• _Given data_
BEGIN

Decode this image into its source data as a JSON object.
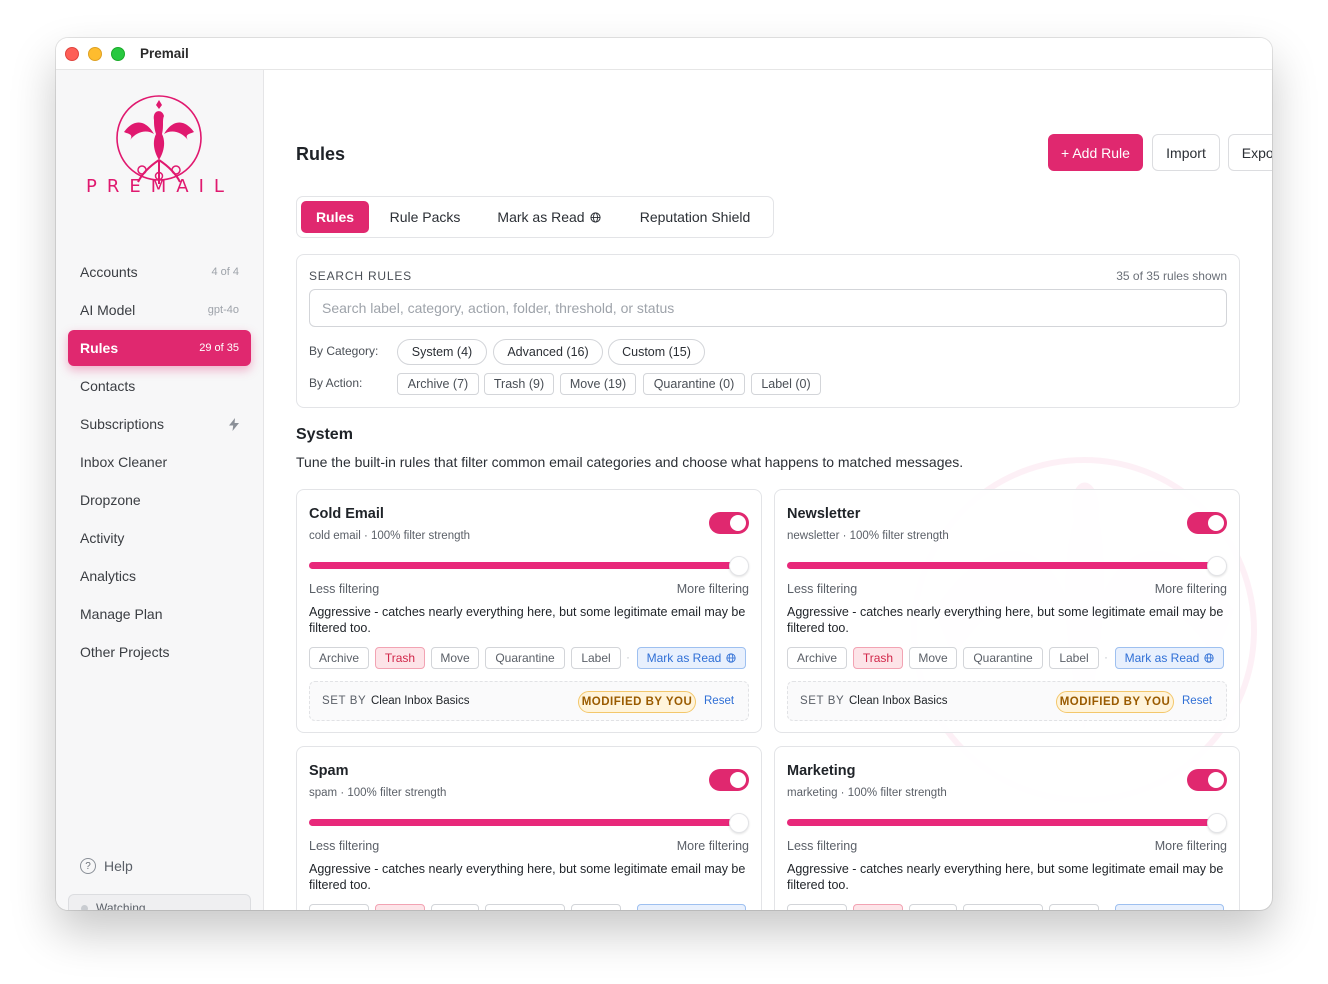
{
  "window": {
    "title": "Premail"
  },
  "sidebar": {
    "brand": "PREMAIL",
    "items": [
      {
        "label": "Accounts",
        "badge": "4 of 4"
      },
      {
        "label": "AI Model",
        "badge": "gpt-4o"
      },
      {
        "label": "Rules",
        "badge": "29 of 35",
        "active": true
      },
      {
        "label": "Contacts",
        "badge": ""
      },
      {
        "label": "Subscriptions",
        "badge": "",
        "icon": "bolt-icon"
      },
      {
        "label": "Inbox Cleaner",
        "badge": ""
      },
      {
        "label": "Dropzone",
        "badge": ""
      },
      {
        "label": "Activity",
        "badge": ""
      },
      {
        "label": "Analytics",
        "badge": ""
      },
      {
        "label": "Manage Plan",
        "badge": ""
      },
      {
        "label": "Other Projects",
        "badge": ""
      }
    ],
    "help": "Help",
    "status": "Watching"
  },
  "header": {
    "title": "Rules",
    "add_rule": "+ Add Rule",
    "import": "Import",
    "export": "Export"
  },
  "tabs": [
    {
      "label": "Rules",
      "active": true
    },
    {
      "label": "Rule Packs"
    },
    {
      "label": "Mark as Read",
      "icon": "globe-icon"
    },
    {
      "label": "Reputation Shield"
    }
  ],
  "search": {
    "label": "SEARCH RULES",
    "count": "35 of 35 rules shown",
    "placeholder": "Search label, category, action, folder, threshold, or status",
    "value": ""
  },
  "filters": {
    "category_label": "By Category:",
    "categories": [
      "System (4)",
      "Advanced (16)",
      "Custom (15)"
    ],
    "action_label": "By Action:",
    "actions": [
      "Archive (7)",
      "Trash (9)",
      "Move (19)",
      "Quarantine (0)",
      "Label (0)"
    ]
  },
  "section": {
    "title": "System",
    "description": "Tune the built-in rules that filter common email categories and choose what happens to matched messages."
  },
  "colors": {
    "accent": "#e0286f",
    "selected_action": "#fde4e8",
    "mark_as_read": "#e8f0fd",
    "modified_badge": "#fff4db"
  },
  "card_common": {
    "less": "Less filtering",
    "more": "More filtering",
    "actions": [
      "Archive",
      "Trash",
      "Move",
      "Quarantine",
      "Label"
    ],
    "mark_as_read": "Mark as Read",
    "set_by_label": "SET BY",
    "modified": "MODIFIED BY YOU",
    "reset": "Reset"
  },
  "cards": [
    {
      "title": "Cold Email",
      "subtitle": "cold email · 100% filter strength",
      "enabled": true,
      "strength": 1.0,
      "description": "Aggressive - catches nearly everything here, but some legitimate email may be filtered too.",
      "selected_action": "Trash",
      "set_by": "Clean Inbox Basics"
    },
    {
      "title": "Newsletter",
      "subtitle": "newsletter · 100% filter strength",
      "enabled": true,
      "strength": 1.0,
      "description": "Aggressive - catches nearly everything here, but some legitimate email may be filtered too.",
      "selected_action": "Trash",
      "set_by": "Clean Inbox Basics"
    },
    {
      "title": "Spam",
      "subtitle": "spam · 100% filter strength",
      "enabled": true,
      "strength": 1.0,
      "description": "Aggressive - catches nearly everything here, but some legitimate email may be filtered too.",
      "selected_action": "Trash",
      "set_by": ""
    },
    {
      "title": "Marketing",
      "subtitle": "marketing · 100% filter strength",
      "enabled": true,
      "strength": 1.0,
      "description": "Aggressive - catches nearly everything here, but some legitimate email may be filtered too.",
      "selected_action": "Trash",
      "set_by": ""
    }
  ]
}
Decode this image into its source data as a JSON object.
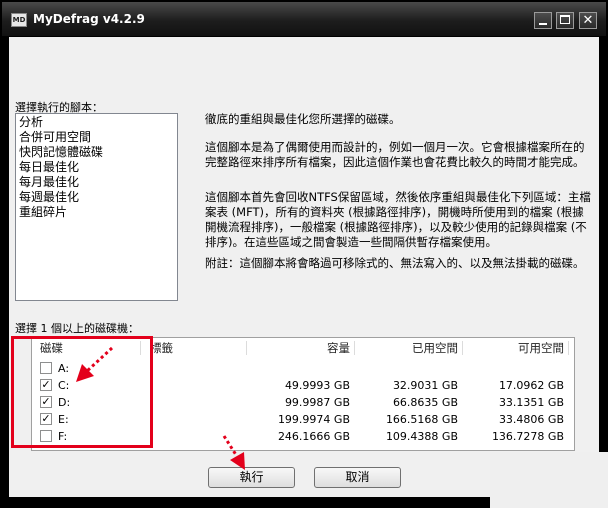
{
  "window": {
    "title": "MyDefrag v4.2.9",
    "icon_label": "MD",
    "close_glyph": "✕"
  },
  "script_section": {
    "label": "選擇執行的腳本：",
    "items": [
      "分析",
      "合併可用空間",
      "快閃記憶體磁碟",
      "每日最佳化",
      "每月最佳化",
      "每週最佳化",
      "重組碎片"
    ]
  },
  "description": {
    "heading": "徹底的重組與最佳化您所選擇的磁碟。",
    "p1": "這個腳本是為了偶爾使用而設計的，例如一個月一次。它會根據檔案所在的完整路徑來排序所有檔案，因此這個作業也會花費比較久的時間才能完成。",
    "p2": "這個腳本首先會回收NTFS保留區域，然後依序重組與最佳化下列區域：主檔案表 (MFT)，所有的資料夾 (根據路徑排序)，開機時所使用到的檔案 (根據開機流程排序)，一般檔案 (根據路徑排序)，以及較少使用的記錄與檔案 (不排序)。在這些區域之間會製造一些間隔供暫存檔案使用。",
    "p3": "附註：這個腳本將會略過可移除式的、無法寫入的、以及無法掛載的磁碟。"
  },
  "disk_section": {
    "label": "選擇 1 個以上的磁碟機：",
    "columns": [
      "磁碟",
      "標籤",
      "容量",
      "已用空間",
      "可用空間"
    ],
    "rows": [
      {
        "drive": "A:",
        "label": "",
        "capacity": "",
        "used": "",
        "free": "",
        "checked": false
      },
      {
        "drive": "C:",
        "label": "",
        "capacity": "49.9993 GB",
        "used": "32.9031 GB",
        "free": "17.0962 GB",
        "checked": true
      },
      {
        "drive": "D:",
        "label": "",
        "capacity": "99.9987 GB",
        "used": "66.8635 GB",
        "free": "33.1351 GB",
        "checked": true
      },
      {
        "drive": "E:",
        "label": "",
        "capacity": "199.9974 GB",
        "used": "166.5168 GB",
        "free": "33.4806 GB",
        "checked": true
      },
      {
        "drive": "F:",
        "label": "",
        "capacity": "246.1666 GB",
        "used": "109.4388 GB",
        "free": "136.7278 GB",
        "checked": false
      }
    ]
  },
  "buttons": {
    "run": "執行",
    "cancel": "取消"
  },
  "checkmark_glyph": "✓",
  "colors": {
    "annotation_red": "#e3001b",
    "titlebar": "#1d1d1d",
    "client_bg": "#f0f0f0"
  }
}
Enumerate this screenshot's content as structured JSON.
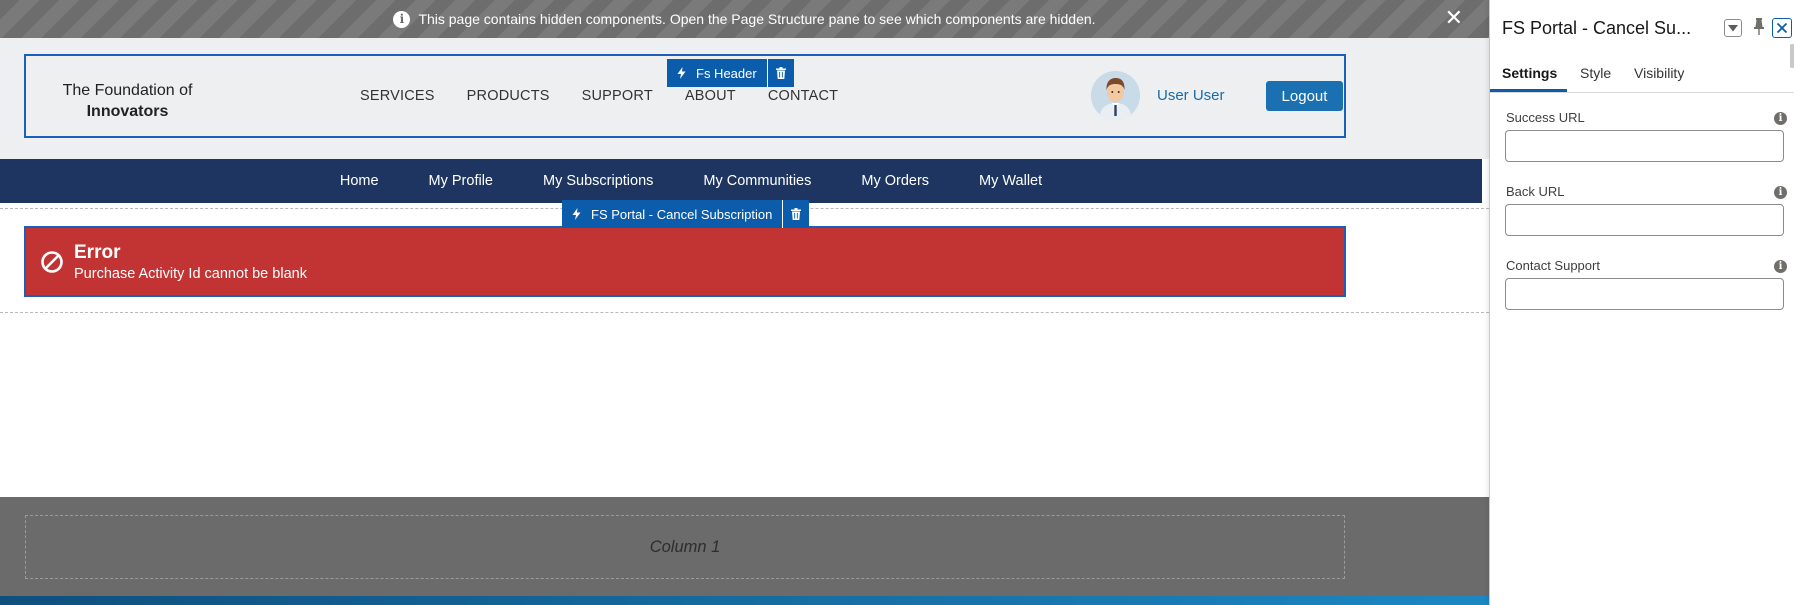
{
  "notice": {
    "text": "This page contains hidden components. Open the Page Structure pane to see which components are hidden.",
    "close": "✕"
  },
  "header": {
    "logo_line1": "The Foundation of",
    "logo_line2": "Innovators",
    "nav": [
      "SERVICES",
      "PRODUCTS",
      "SUPPORT",
      "ABOUT",
      "CONTACT"
    ],
    "user_name": "User User",
    "logout_label": "Logout"
  },
  "header_tag": {
    "label": "Fs Header"
  },
  "sub_nav": [
    "Home",
    "My Profile",
    "My Subscriptions",
    "My Communities",
    "My Orders",
    "My Wallet"
  ],
  "component_tag": {
    "label": "FS Portal - Cancel Subscription"
  },
  "error": {
    "title": "Error",
    "message": "Purchase Activity Id cannot be blank"
  },
  "footer": {
    "column_label": "Column 1"
  },
  "panel": {
    "title": "FS Portal - Cancel Su...",
    "tabs": [
      "Settings",
      "Style",
      "Visibility"
    ],
    "active_tab": "Settings",
    "fields": [
      {
        "label": "Success URL",
        "value": ""
      },
      {
        "label": "Back URL",
        "value": ""
      },
      {
        "label": "Contact Support",
        "value": ""
      }
    ]
  },
  "colors": {
    "accent": "#0b5cab",
    "nav_bar": "#1d3560",
    "error": "#c23434",
    "logout": "#1a70b0"
  },
  "icons": [
    "info-icon",
    "close-icon",
    "lightning-icon",
    "trash-icon",
    "error-ban-icon",
    "avatar",
    "dropdown-icon",
    "pin-icon"
  ]
}
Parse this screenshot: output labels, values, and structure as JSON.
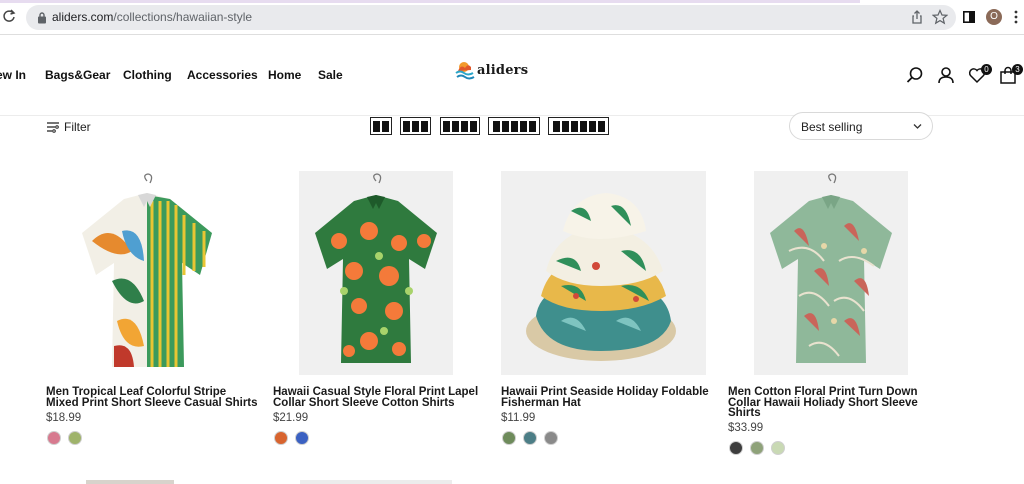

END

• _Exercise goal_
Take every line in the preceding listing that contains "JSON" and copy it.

• _Your solution_
Decode this image into its source data as a JSON object.
Decode this image into its source data as a JSON object.
Enumerate this screenshot's content as structured JSON.
Parse this screenshot: output labels, values, and structure as JSON.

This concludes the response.